* _How to complete this task_: Below are lines of records; copy exactly those from the one containing "Extract the structured" through the one containing "Parse this screenshot: output", leaving the pictures behind.

——————————

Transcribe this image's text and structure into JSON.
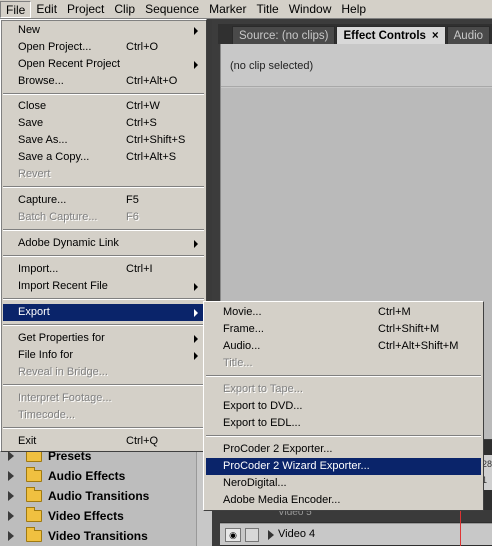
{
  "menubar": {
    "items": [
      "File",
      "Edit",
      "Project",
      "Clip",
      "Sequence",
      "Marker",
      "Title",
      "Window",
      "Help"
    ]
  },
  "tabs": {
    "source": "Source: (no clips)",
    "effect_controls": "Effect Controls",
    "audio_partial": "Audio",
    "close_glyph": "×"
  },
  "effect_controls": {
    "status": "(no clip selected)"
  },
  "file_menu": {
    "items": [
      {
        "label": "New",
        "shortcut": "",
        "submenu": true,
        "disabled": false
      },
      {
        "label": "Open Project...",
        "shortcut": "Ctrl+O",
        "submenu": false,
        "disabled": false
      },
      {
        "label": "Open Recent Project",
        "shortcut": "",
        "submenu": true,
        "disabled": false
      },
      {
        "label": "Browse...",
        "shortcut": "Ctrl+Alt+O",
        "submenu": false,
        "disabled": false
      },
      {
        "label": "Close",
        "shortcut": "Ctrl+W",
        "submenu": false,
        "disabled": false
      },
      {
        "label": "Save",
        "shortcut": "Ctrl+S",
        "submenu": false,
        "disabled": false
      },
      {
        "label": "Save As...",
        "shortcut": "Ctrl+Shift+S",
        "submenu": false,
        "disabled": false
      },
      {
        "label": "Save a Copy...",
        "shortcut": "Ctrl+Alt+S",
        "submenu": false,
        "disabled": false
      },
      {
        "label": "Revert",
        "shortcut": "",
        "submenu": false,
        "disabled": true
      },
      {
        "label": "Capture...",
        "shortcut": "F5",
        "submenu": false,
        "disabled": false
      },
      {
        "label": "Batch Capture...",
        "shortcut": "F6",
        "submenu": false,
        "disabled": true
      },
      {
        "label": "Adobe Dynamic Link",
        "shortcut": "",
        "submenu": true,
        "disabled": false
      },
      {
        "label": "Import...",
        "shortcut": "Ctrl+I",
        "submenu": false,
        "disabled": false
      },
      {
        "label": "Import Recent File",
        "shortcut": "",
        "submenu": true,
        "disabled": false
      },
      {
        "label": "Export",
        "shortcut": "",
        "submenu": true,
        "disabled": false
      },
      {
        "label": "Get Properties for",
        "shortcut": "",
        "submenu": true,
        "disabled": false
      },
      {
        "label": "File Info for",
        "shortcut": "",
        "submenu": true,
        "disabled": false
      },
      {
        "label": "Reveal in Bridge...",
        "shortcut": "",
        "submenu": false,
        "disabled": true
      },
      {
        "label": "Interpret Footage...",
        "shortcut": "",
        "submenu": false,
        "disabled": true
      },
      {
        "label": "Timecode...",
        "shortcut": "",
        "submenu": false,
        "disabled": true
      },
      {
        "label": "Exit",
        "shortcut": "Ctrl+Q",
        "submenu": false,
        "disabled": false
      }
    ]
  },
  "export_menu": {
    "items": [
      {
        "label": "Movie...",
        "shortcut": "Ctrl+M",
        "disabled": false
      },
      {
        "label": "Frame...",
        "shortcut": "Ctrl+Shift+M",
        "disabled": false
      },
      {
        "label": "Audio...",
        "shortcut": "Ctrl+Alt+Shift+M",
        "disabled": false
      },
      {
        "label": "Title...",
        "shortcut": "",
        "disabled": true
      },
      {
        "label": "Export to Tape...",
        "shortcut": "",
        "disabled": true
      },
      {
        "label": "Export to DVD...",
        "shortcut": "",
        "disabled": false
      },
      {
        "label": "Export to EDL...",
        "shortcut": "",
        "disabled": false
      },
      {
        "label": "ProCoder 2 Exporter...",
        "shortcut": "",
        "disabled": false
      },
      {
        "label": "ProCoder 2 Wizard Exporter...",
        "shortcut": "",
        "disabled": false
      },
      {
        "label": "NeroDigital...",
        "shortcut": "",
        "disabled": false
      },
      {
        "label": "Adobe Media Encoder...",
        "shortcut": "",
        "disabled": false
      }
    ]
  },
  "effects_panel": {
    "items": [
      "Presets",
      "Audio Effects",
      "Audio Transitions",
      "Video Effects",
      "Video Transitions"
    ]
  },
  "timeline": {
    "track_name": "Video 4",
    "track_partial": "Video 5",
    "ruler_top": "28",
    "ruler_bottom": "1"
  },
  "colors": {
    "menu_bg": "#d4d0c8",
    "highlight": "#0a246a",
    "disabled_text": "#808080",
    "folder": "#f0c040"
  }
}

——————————

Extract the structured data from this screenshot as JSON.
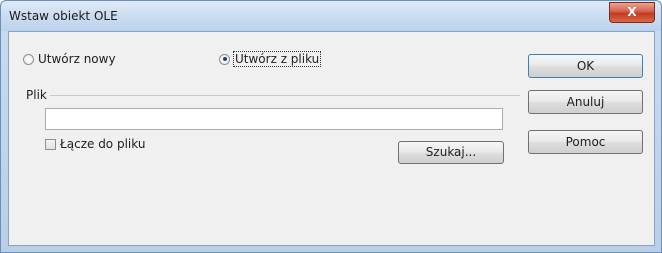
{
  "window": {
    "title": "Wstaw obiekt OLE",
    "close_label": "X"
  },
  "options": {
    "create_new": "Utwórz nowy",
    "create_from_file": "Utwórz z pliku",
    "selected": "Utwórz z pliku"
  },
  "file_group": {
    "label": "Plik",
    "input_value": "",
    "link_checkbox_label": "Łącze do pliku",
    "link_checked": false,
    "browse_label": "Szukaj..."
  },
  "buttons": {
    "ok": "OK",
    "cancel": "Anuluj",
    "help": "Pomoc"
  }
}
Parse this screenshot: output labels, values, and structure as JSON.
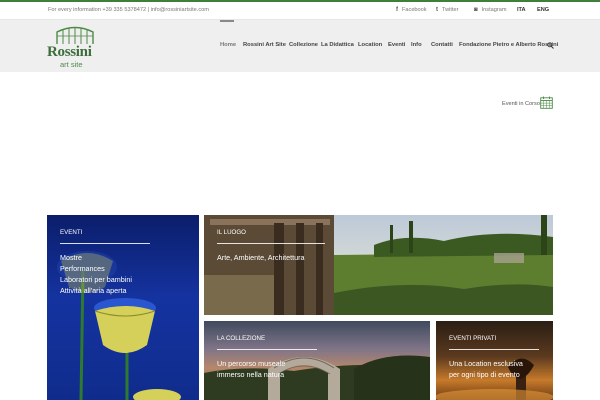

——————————

* _Answer to the problem_:
Extract the structured data from this screenshot as JSON.
{
  "window": {
    "title": "Wstaw obiekt OLE",
    "close_label": "X"
  },
  "options": {
    "create_new": "Utwórz nowy",
    "create_from_file": "Utwórz z pliku",
    "selected": "Utwórz z pliku"
  },
  "file_group": {
    "label": "Plik",
    "input_value": "",
    "link_checkbox_label": "Łącze do pliku",
    "link_checked": false,
    "browse_label": "Szukaj..."
  },
  "buttons": {
    "ok": "OK",
    "cancel": "Anuluj",
    "help": "Pomoc"
  }
}
Parse this screenshot: output labels, values, and structure as JSON.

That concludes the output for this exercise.